Here’s a look at where Travis came from and how he fits on Toronto’s roster:
Two years after the Tigers selected Travis in the 13th round, he had become the top prospect in their organization. While the Tigers don’t have much high-end minor league talent, Baseball America ranked him 84th among all prospects in baseball before the season.
The 23-year-old then solidified his prospect status by batting .298 with an .817 OPS at double-A Erie. Travis had been slated to go to the Arizona Fall League, but he underwent core muscle surgery that ended his season early. Detroit had been in the process of making him a centre fielder because of Ian Kinsler’s presence at second base.
The 5-foot-9 right-handed hitter hails from West Palm Beach, Fla., and played his college ball at Florida State University. The Tigers signed him for $200,000 in 2012 — an above-slot bonus reflective of his college successes.
Travis can hit.
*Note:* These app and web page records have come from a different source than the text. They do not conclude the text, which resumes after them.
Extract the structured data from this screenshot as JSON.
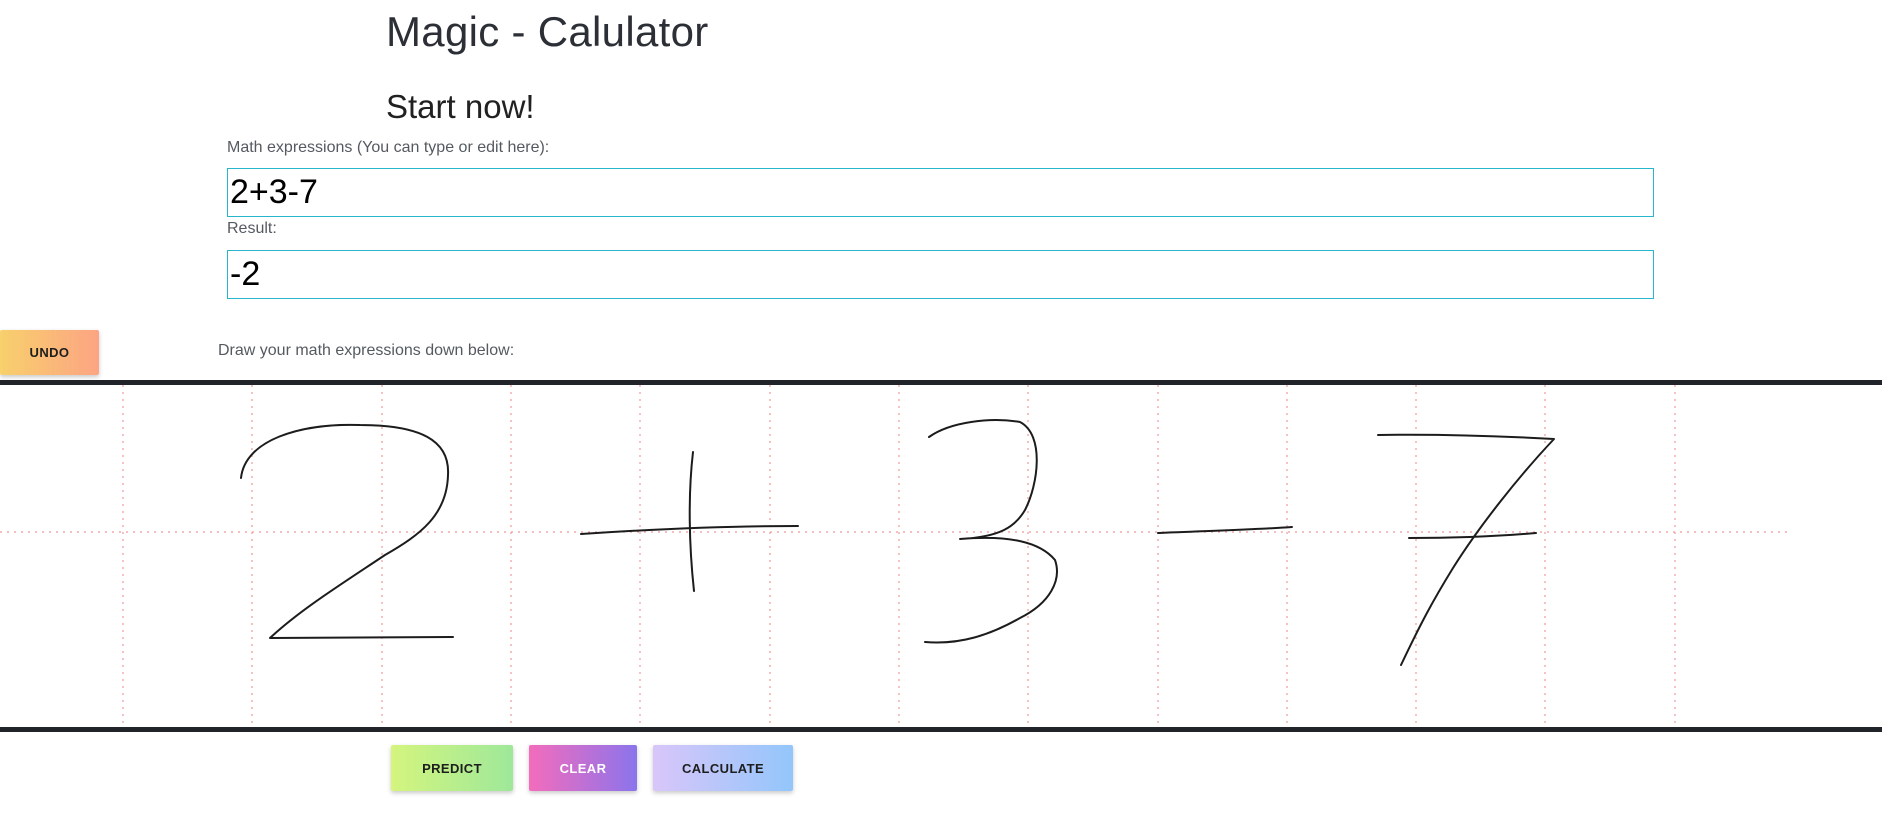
{
  "header": {
    "title": "Magic - Calulator",
    "subtitle": "Start now!"
  },
  "expression": {
    "label": "Math expressions (You can type or edit here):",
    "value": "2+3-7"
  },
  "result": {
    "label": "Result:",
    "value": "-2"
  },
  "drawing": {
    "undo_label": "UNDO",
    "instruction": "Draw your math expressions down below:",
    "ink_color": "#1c1c1c",
    "grid_color": "#f29a9a",
    "border_color": "#212529"
  },
  "actions": {
    "predict_label": "PREDICT",
    "clear_label": "CLEAR",
    "calculate_label": "CALCULATE"
  },
  "colors": {
    "field_border": "#27b6cd",
    "undo_gradient": [
      "#f8d06c",
      "#fca483"
    ],
    "predict_gradient": [
      "#d4f57e",
      "#9ee89a"
    ],
    "clear_gradient": [
      "#f46cbc",
      "#8b74ec"
    ],
    "calculate_gradient": [
      "#d9c6fa",
      "#93c6fb"
    ]
  }
}
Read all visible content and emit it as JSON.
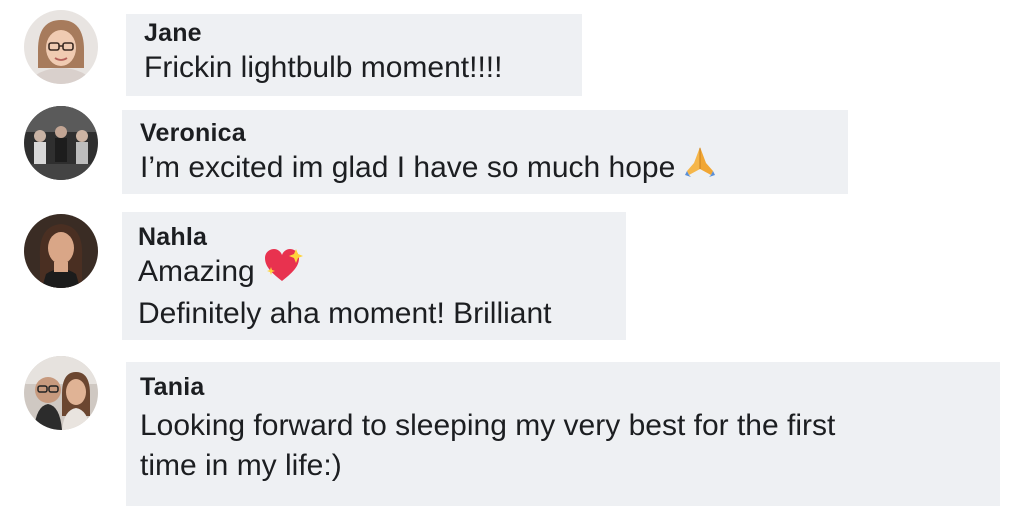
{
  "comments": [
    {
      "author": "Jane",
      "lines": [
        "Frickin lightbulb moment!!!!"
      ]
    },
    {
      "author": "Veronica",
      "lines": [
        "I’m excited im glad I have so much hope"
      ],
      "emoji": "folded-hands-icon"
    },
    {
      "author": "Nahla",
      "lines": [
        "Amazing",
        "Definitely aha moment! Brilliant"
      ],
      "emoji": "sparkling-heart-icon"
    },
    {
      "author": "Tania",
      "lines": [
        "Looking forward to sleeping my very best for the first",
        "time in my life:)"
      ]
    }
  ],
  "colors": {
    "bubble_bg": "#eef0f3",
    "text": "#1c1e21"
  }
}
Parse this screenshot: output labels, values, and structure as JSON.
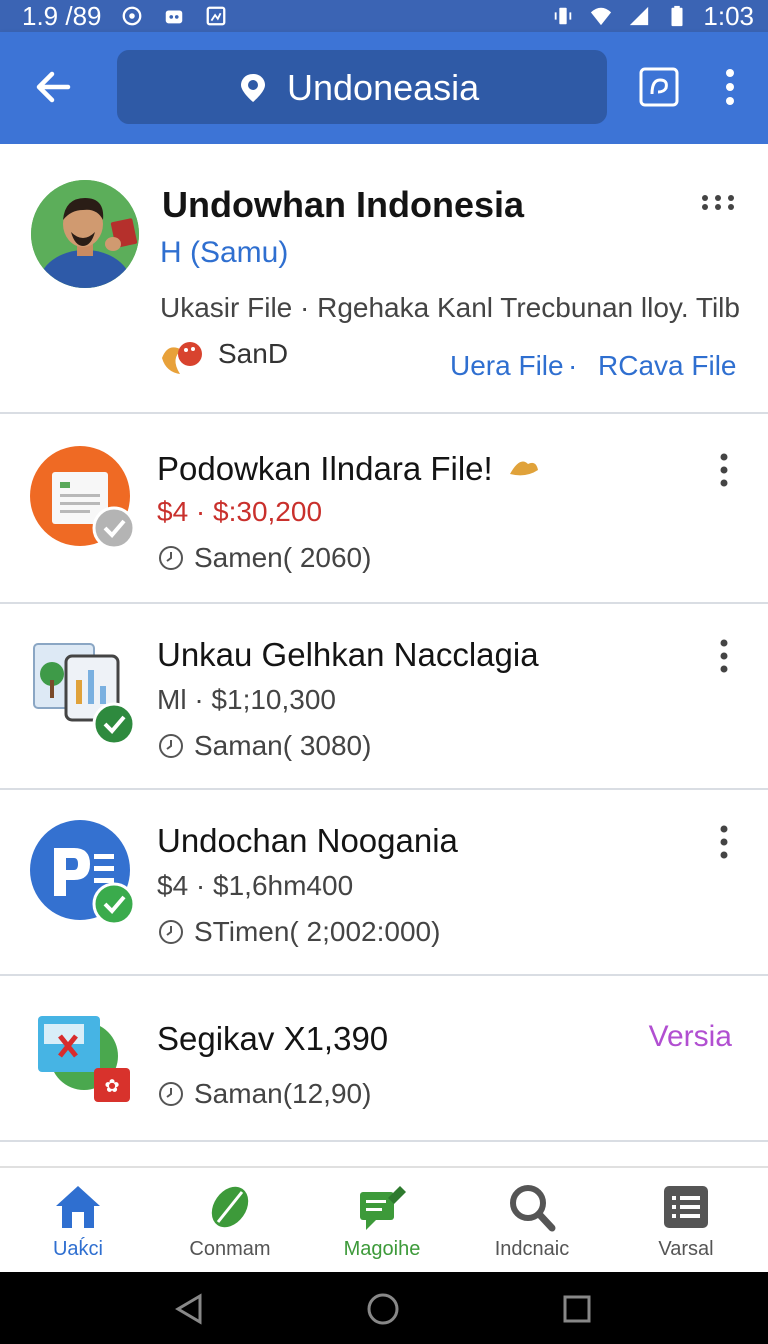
{
  "status_bar": {
    "left_text": "1.9 /89",
    "time": "1:03"
  },
  "app_bar": {
    "title": "Undoneasia"
  },
  "header": {
    "title": "Undowhan Indonesia",
    "subtitle": "H (Samu)",
    "info_line": "Ukasir File · Rgehaka Kanl Trecbunan lloy. Tilb",
    "tag": "SanD",
    "link1": "Uera File",
    "link_sep": "·",
    "link2": "RCava File"
  },
  "items": [
    {
      "title": "Podowkan Ilndara File!",
      "price": "$4 · $:30,200",
      "meta": "Samen( 2060)",
      "icon": "document-icon"
    },
    {
      "title": "Unkau Gelhkan Nacclagia",
      "price": "Ml · $1;10,300",
      "meta": "Saman( 3080)",
      "icon": "tablet-chart-icon"
    },
    {
      "title": "Undochan Noogania",
      "price": "$4 · $1,6hm400",
      "meta": "STimen(  2;002:000)",
      "icon": "p-doc-icon"
    },
    {
      "title": "Segikav X1,390",
      "meta": "Saman(12,90)",
      "link": "Versia",
      "icon": "slides-icon"
    }
  ],
  "bottom_nav": [
    {
      "label": "Uaḱci",
      "icon": "home-icon"
    },
    {
      "label": "Conmam",
      "icon": "leaf-icon"
    },
    {
      "label": "Magoihe",
      "icon": "message-edit-icon"
    },
    {
      "label": "Indcnaic",
      "icon": "search-icon"
    },
    {
      "label": "Varsal",
      "icon": "list-icon"
    }
  ],
  "colors": {
    "app_bar": "#3d74d6",
    "accent_blue": "#2f6fd0",
    "price_red": "#c9302c",
    "link_purple": "#b14fd1"
  }
}
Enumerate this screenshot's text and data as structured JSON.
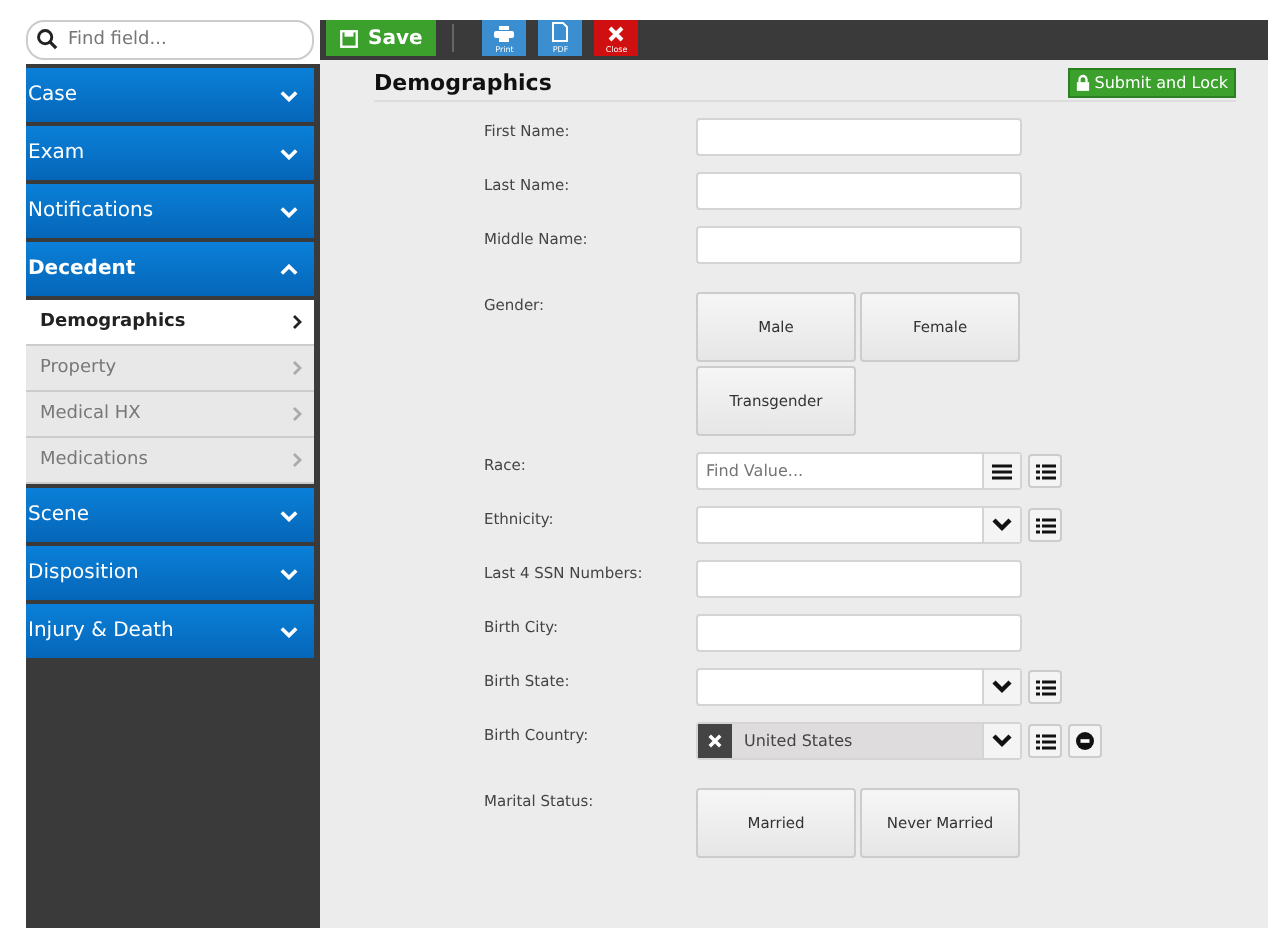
{
  "search": {
    "placeholder": "Find field..."
  },
  "toolbar": {
    "save": "Save",
    "buttons": [
      {
        "kind": "print",
        "label": "Print"
      },
      {
        "kind": "pdf",
        "label": "PDF"
      },
      {
        "kind": "close",
        "label": "Close"
      }
    ]
  },
  "sidebar": {
    "sections": [
      {
        "label": "Case",
        "expanded": false
      },
      {
        "label": "Exam",
        "expanded": false
      },
      {
        "label": "Notifications",
        "expanded": false
      },
      {
        "label": "Decedent",
        "expanded": true,
        "items": [
          {
            "label": "Demographics",
            "selected": true
          },
          {
            "label": "Property",
            "selected": false
          },
          {
            "label": "Medical HX",
            "selected": false
          },
          {
            "label": "Medications",
            "selected": false
          }
        ]
      },
      {
        "label": "Scene",
        "expanded": false
      },
      {
        "label": "Disposition",
        "expanded": false
      },
      {
        "label": "Injury & Death",
        "expanded": false
      }
    ]
  },
  "form": {
    "title": "Demographics",
    "submit": "Submit and Lock",
    "fields": [
      {
        "kind": "text",
        "label": "First Name:"
      },
      {
        "kind": "text",
        "label": "Last Name:"
      },
      {
        "kind": "text",
        "label": "Middle Name:"
      },
      {
        "kind": "choice",
        "label": "Gender:",
        "options": [
          "Male",
          "Female",
          "Transgender"
        ]
      },
      {
        "kind": "lookup",
        "label": "Race:",
        "placeholder": "Find Value..."
      },
      {
        "kind": "select",
        "label": "Ethnicity:"
      },
      {
        "kind": "text",
        "label": "Last 4 SSN Numbers:"
      },
      {
        "kind": "text",
        "label": "Birth City:"
      },
      {
        "kind": "select",
        "label": "Birth State:"
      },
      {
        "kind": "country",
        "label": "Birth Country:",
        "value": "United States"
      },
      {
        "kind": "choice",
        "label": "Marital Status:",
        "options": [
          "Married",
          "Never Married"
        ]
      }
    ]
  }
}
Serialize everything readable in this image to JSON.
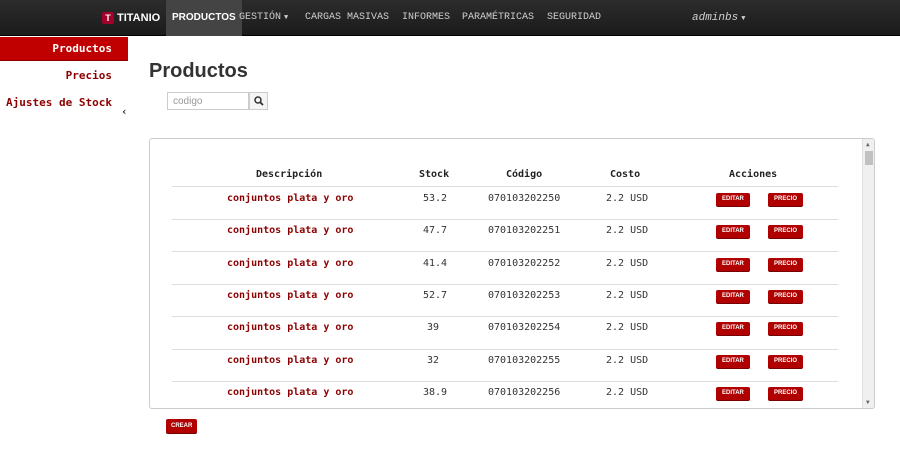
{
  "navbar": {
    "brand": "TITANIO",
    "brand_logo": "T",
    "items": [
      {
        "label": "PRODUCTOS"
      },
      {
        "label": "GESTIÓN"
      },
      {
        "label": "CARGAS MASIVAS"
      },
      {
        "label": "INFORMES"
      },
      {
        "label": "PARAMÉTRICAS"
      },
      {
        "label": "SEGURIDAD"
      }
    ],
    "caret": "▼",
    "user": "adminbs"
  },
  "sidebar": {
    "items": [
      {
        "label": "Productos"
      },
      {
        "label": "Precios"
      },
      {
        "label": "Ajustes de Stock"
      }
    ],
    "collapse_icon": "‹"
  },
  "main": {
    "title": "Productos",
    "search": {
      "placeholder": "codigo",
      "icon": "magnifier-icon"
    },
    "table": {
      "headers": [
        "Descripción",
        "Stock",
        "Código",
        "Costo",
        "Acciones"
      ],
      "rows": [
        {
          "descripcion": "conjuntos plata y oro",
          "stock": "53.2",
          "codigo": "070103202250",
          "costo": "2.2 USD"
        },
        {
          "descripcion": "conjuntos plata y oro",
          "stock": "47.7",
          "codigo": "070103202251",
          "costo": "2.2 USD"
        },
        {
          "descripcion": "conjuntos plata y oro",
          "stock": "41.4",
          "codigo": "070103202252",
          "costo": "2.2 USD"
        },
        {
          "descripcion": "conjuntos plata y oro",
          "stock": "52.7",
          "codigo": "070103202253",
          "costo": "2.2 USD"
        },
        {
          "descripcion": "conjuntos plata y oro",
          "stock": "39",
          "codigo": "070103202254",
          "costo": "2.2 USD"
        },
        {
          "descripcion": "conjuntos plata y oro",
          "stock": "32",
          "codigo": "070103202255",
          "costo": "2.2 USD"
        },
        {
          "descripcion": "conjuntos plata y oro",
          "stock": "38.9",
          "codigo": "070103202256",
          "costo": "2.2 USD"
        }
      ],
      "edit_label": "EDITAR",
      "price_label": "PRECIO"
    },
    "create_label": "CREAR"
  },
  "colors": {
    "accent": "#b00000",
    "navbar": "#1b1b1b",
    "link": "#8b0000"
  }
}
He has never batted below .280 or posted an OPS below .793 at any minor league level for a lifetime .323 average and .388 OBP. He hit 16 home runs in 2013 and 10 home runs in 2014 on his way to a lifetime slugging percentage of .487. That production prompted Alex Anthopoulos to make a Jose Altuve comparison and while nobody’s forecasting batting titles for Travis, the Blue Jays clearly like his ability at the plate.
Travis has also shown some speed, stealing 41 bases in 51 attempts since 2012. Though he doesn’t walk a ton, he doesn’t strike out much either.
He plays second base, a demanding defensive position at which the Blue Jays had a need. He’s also controllable for six-plus seasons and affordable. Off the field, those who know him have good things to say.
“He is just a very sincere individual,” Tigers general manager Dave Dombrowski told Chris Iott this past spring. “He loves to play the game, as you can see. He’s got enthusiasm. His game is based upon a lot of energy. But he just brings those same qualities off the field.”
Listed at 5-foot-9, Travis has a smaller frame than most big-leaguers. And while he has produced at every minor league level, he’ll be 24 by the time position players report to Dunedin. He’s not a kid.
Then there’s the question of health. Travis missed six weeks during the season with an oblique injury then underwent core muscle surgery that prevented him from playing in the Arizona Fall League, as planned. He told the Detroit Free Press Wednesday that he feels “great” and has been enjoying a normal off-season, though he has yet to resume swinging a bat.
Unlike Gose, who has parts of three seasons of MLB experience, Travis has never played above double-A. So even though his numbers are impressive, he has yet to be tested against MLB or triple-A competition.
Baseball America’s Ben Badler describes the trade as a “great move” for the Blue Jays mostly because of Travis’ hitting ability. Badler points to a quick, simple swing that allows him to make hard contact consistently. He’s viewed as an average runner and an adequate defender at second.
Not everyone was impressed, though, and ESPN’s Keith Law described the deal as the exchange of a failed prospect (Gose) for a non-prospect (Travis). Ouch.
Dave Cameron of FanGraphs takes a more thorough look at the deal, explaining that he likes Travis’ minor league track record and can see this deal becoming a win for both clubs given their respective needs.
Where he fits
Anthopoulos told reporters that the Blue Jays tentatively plan for Travis to open the season at triple-A Buffalo. But if the team doesn’t acquire an everyday infielder this off-season, expect Travis to arrive in Dunedin with a chance to win the everyday job from the likes of Maicer Izturis and Ryan Goins.
If Travis continues to produce at the minor league level, he’d presumably be in line for a promotion at some point during the 2015 season. What happens from there will depend in large part on his ability to replicate his minor league success at the highest level.